The Constitution defines many separate rights and liberties for citizens. Over the two centuries plus of that document’s existence, we the people have tried to work out the nuts and bolts of these rights in practice, especially in determining the limitations of each when the exercise of one right conflicts with another.
We can’t yell “fire” in a crowded movie theater, libel or slander others, or shout down another under the guise of free speech. Freedom of religion does not extend to violations of civil law. The right to peaceably assemble can be subject to reasonable local fees and procedures meant to ensure public health and safety.
The NRA has taken its interpretation of one part, of one amendment, and treated that interpretation as unique, sacrosanct and untouchable among all the rights and provisions of the Constitution. If there is conflict, let’s say between First Amendment freedom of speech and the NRA’s interpretation of the 2nd Amendment, they will not hesitate to stomp down the former. This they have done to government workers at the ATF and the Centers for Disease Control, and to numerous citizens who have been viciously threatened for speaking out.
Imagine taking this same unlimited and unregulated attitude toward other provisions of the Constitution under the guise of “liberty” or “God-given right”. What would that look like in practice? Would our society be more free if citizens could shout down others who were trying to speak, leaving the public forum to those who could physically or financially shout the loudest? Imagine a society where individuals could sacrifice pets or children under the guise of freedom of religion. Absurd perhaps, but not out of keeping with the attitude that many gun-rights proponents hold toward the 2nd Amendment. Have reasonable limitations on the Constitution’s other rights and liberties been a “slippery slope” leading to the complete elimination of such rights, as the NRA and its members suggest would happen to the 2nd Amendment with reasonable regulations? Hardly.
Rather than weakening the Constitution, such limitations help strengthen it by both providing clear guidelines for exercising rights, and by creating an overall spirit and ideal for American society. All the individual Constitutional rights, it seems, have reasonable limitations to ensure the effectiveness of the whole. All, that is, except one.

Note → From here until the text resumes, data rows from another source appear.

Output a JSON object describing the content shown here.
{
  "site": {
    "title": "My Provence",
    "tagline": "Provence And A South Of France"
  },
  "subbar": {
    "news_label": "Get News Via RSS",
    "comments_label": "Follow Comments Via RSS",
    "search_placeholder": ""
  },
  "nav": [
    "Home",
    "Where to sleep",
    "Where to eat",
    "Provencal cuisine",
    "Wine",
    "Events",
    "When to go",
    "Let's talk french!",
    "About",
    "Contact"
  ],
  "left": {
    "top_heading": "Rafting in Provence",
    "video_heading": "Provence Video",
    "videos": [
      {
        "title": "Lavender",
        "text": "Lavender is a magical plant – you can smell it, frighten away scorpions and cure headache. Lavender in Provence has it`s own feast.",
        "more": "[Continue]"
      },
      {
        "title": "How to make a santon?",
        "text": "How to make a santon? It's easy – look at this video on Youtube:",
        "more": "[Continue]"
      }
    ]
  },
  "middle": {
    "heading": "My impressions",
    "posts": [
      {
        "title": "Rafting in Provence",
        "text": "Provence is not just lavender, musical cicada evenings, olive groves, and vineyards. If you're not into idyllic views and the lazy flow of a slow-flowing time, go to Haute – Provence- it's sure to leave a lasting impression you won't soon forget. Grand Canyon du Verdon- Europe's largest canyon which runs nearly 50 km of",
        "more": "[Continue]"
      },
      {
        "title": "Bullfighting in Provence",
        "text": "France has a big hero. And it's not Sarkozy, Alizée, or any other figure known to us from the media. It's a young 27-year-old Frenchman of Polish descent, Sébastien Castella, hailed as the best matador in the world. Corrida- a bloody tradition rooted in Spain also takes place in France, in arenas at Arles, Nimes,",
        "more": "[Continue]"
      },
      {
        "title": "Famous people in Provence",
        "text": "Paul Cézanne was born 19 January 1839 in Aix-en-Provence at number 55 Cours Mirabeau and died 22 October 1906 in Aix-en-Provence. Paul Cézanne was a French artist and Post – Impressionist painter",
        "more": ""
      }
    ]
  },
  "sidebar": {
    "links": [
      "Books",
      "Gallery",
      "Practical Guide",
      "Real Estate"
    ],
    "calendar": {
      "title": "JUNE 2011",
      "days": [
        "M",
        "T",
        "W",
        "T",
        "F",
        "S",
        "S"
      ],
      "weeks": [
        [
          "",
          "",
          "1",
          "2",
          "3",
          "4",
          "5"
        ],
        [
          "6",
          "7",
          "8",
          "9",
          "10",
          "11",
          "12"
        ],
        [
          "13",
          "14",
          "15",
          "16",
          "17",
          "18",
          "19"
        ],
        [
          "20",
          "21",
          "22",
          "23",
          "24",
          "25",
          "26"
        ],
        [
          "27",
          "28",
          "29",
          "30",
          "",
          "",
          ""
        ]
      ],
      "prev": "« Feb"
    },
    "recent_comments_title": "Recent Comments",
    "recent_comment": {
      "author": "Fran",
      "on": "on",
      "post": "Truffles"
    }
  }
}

The NRA insists on an infinite interpretation of the language of their one Amendment, refusing to even discuss such reasonable questions as: What do and do not constitute “arms” under the amendment? What is meant by “well regulated” and doesn’t this phrase itself legitimize some regulation and limitation?
Patriots? Or perhaps the opposite. By putting part of the 2nd Amendment above the rest of the Constitution, the NRA has revealed itself to be no patriotic friend of American Constitutional democracy, but rather the shrill proponent and enforcer of a singular edict, its own Bill of Right. Without respect for the dynamic interplay of all society’s rights and liberties, the NRA marginalizes the majority of our basic legal principles, and undermines the philosophy and sense of ideals envisioned by the Founding Fathers.